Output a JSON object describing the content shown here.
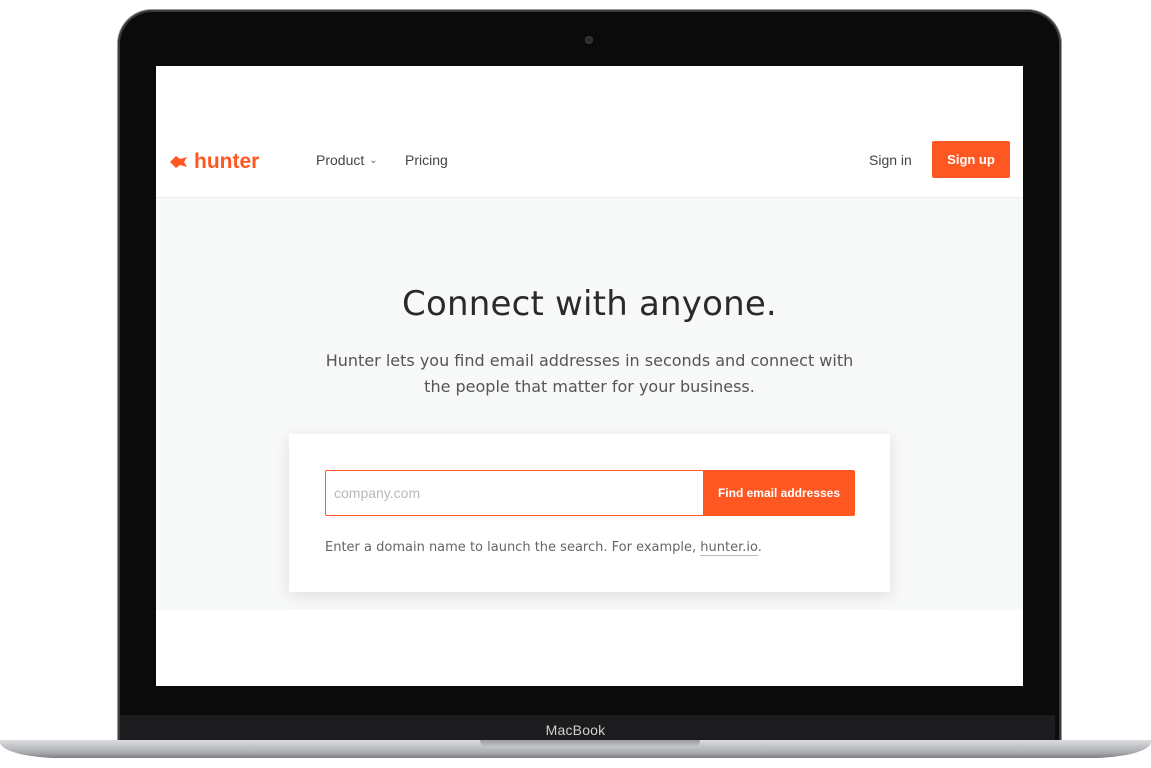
{
  "device": {
    "label": "MacBook"
  },
  "header": {
    "brand": "hunter",
    "nav": {
      "product": "Product",
      "pricing": "Pricing"
    },
    "sign_in": "Sign in",
    "sign_up": "Sign up"
  },
  "hero": {
    "title": "Connect with anyone.",
    "subtitle": "Hunter lets you find email addresses in seconds and connect with the people that matter for your business."
  },
  "search": {
    "placeholder": "company.com",
    "value": "",
    "button_label": "Find email addresses",
    "hint_text": "Enter a domain name to launch the search. For example,",
    "hint_link": "hunter.io",
    "hint_end": "."
  },
  "colors": {
    "accent": "#ff5722",
    "hero_bg": "#f7f8f8",
    "bezel": "#0b0b0b"
  },
  "icons": {
    "logo": "hunter-logo-icon",
    "product_chevron": "chevron-down-icon"
  }
}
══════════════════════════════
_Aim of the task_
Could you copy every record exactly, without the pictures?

_Task solution_
Output a JSON object describing the content shown here.
{
  "device": {
    "label": "MacBook"
  },
  "header": {
    "brand": "hunter",
    "nav": {
      "product": "Product",
      "pricing": "Pricing"
    },
    "sign_in": "Sign in",
    "sign_up": "Sign up"
  },
  "hero": {
    "title": "Connect with anyone.",
    "subtitle": "Hunter lets you find email addresses in seconds and connect with the people that matter for your business."
  },
  "search": {
    "placeholder": "company.com",
    "value": "",
    "button_label": "Find email addresses",
    "hint_text": "Enter a domain name to launch the search. For example,",
    "hint_link": "hunter.io",
    "hint_end": "."
  },
  "colors": {
    "accent": "#ff5722",
    "hero_bg": "#f7f8f8",
    "bezel": "#0b0b0b"
  },
  "icons": {
    "logo": "hunter-logo-icon",
    "product_chevron": "chevron-down-icon"
  }
}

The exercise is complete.